When the law was passed in 2011, it so reeked of discrimination that state politicians didn’t bother to submit it to the federal government for approval, as Section 5 of the Voting Rights Act required. For decades, Section 5 had acted as a crucial prophylactic, stopping discriminatory voting laws before any election. Instead the ID law remained dormant until June 2013, when the Supreme Court’s devastating ruling in Shelby County v. Holder suspended Section 5’s preclearance requirement.
Attorney General Jeff Sessions, then a United States senator, applauded the ruling as “good news” for the South. For Mr. Sessions, who called the Voting Rights Act an “intrusive” piece of legislation, it was a victory. But for voters in Alabama and the rest of the South, it was terrible news.
It left states like Alabama, Texas and North Carolina free to test the limits of voter suppression. Indeed, after the decision, Alabama announced the photo ID law would go into effect without federal approval.
The photo ID law isn’t the only obstacle in front of Alabama voters.

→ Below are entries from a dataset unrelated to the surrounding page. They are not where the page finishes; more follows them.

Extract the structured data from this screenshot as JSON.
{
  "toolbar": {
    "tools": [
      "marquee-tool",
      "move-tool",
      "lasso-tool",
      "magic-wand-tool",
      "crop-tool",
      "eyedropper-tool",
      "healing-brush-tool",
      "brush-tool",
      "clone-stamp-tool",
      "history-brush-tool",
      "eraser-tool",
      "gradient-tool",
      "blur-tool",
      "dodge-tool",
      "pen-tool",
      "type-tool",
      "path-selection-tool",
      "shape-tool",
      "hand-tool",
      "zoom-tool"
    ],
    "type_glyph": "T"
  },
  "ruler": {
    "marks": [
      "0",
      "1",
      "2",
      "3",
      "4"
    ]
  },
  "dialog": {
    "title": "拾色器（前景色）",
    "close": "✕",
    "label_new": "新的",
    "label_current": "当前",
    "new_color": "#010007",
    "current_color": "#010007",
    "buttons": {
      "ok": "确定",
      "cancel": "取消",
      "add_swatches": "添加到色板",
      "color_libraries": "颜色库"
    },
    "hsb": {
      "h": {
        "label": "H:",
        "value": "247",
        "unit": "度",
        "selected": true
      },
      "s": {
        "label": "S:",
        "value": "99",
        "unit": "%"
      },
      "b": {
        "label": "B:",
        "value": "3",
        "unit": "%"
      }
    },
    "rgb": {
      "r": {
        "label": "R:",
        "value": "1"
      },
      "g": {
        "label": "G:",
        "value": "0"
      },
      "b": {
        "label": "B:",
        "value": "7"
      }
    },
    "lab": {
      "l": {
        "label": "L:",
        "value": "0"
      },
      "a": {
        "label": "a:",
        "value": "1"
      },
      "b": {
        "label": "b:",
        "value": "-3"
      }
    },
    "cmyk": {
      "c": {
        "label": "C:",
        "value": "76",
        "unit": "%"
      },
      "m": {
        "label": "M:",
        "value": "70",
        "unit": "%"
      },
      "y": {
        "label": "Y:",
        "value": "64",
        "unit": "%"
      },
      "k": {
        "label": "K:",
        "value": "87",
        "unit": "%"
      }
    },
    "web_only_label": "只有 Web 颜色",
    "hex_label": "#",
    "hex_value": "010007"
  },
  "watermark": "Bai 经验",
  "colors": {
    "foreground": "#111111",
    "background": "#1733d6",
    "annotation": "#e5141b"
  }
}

My organization is also challenging the state’s felon disfranchisement law, which affects an estimated 250,000 people here — 15 percent of Alabama’s black voting age population, but fewer than five percent of whites.
The law bars people with felonies of “moral turpitude” from voting. For decades such crimes were ill defined, but once included things like miscegenation. A new law narrowed the list of disfranchising crimes, but a federal judge ruled this summer that the state is not required to inform people with convictions who couldn’t vote under the old law that they may now register to vote.
Sadly, on Tuesday, many of the voters who would most benefit from picking lawmakers who will represent their interests in the Senate will be kept away from the polls. Those voters are disparaged for their purported disengagement with the election, while the state’s voter suppression campaign is largely ignored. [MORE]